> [Dataset records]
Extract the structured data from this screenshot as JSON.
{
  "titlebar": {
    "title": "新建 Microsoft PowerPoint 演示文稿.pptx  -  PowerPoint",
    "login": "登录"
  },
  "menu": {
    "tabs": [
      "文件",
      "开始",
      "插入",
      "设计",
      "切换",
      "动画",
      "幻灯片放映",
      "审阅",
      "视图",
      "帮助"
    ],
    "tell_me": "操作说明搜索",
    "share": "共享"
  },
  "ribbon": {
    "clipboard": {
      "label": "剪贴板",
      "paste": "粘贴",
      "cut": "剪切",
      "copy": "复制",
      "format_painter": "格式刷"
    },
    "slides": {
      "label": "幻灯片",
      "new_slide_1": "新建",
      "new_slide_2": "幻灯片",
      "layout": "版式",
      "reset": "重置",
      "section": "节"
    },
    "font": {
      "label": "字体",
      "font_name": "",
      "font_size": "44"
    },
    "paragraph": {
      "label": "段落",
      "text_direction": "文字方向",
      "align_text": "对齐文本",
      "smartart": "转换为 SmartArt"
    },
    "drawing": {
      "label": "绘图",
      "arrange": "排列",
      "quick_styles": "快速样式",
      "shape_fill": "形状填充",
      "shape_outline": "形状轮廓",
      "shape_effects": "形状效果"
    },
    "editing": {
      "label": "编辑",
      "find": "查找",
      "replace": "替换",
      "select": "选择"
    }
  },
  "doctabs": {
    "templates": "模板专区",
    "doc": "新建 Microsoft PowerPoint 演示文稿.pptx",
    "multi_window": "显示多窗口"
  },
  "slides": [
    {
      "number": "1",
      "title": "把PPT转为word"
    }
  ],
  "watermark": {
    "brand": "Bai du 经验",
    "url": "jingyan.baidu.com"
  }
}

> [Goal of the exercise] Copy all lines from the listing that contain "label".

> [Exercise solution]
      "label": "剪贴板",
      "label": "幻灯片",
      "label": "字体",
      "label": "段落",
      "label": "绘图",
      "label": "编辑",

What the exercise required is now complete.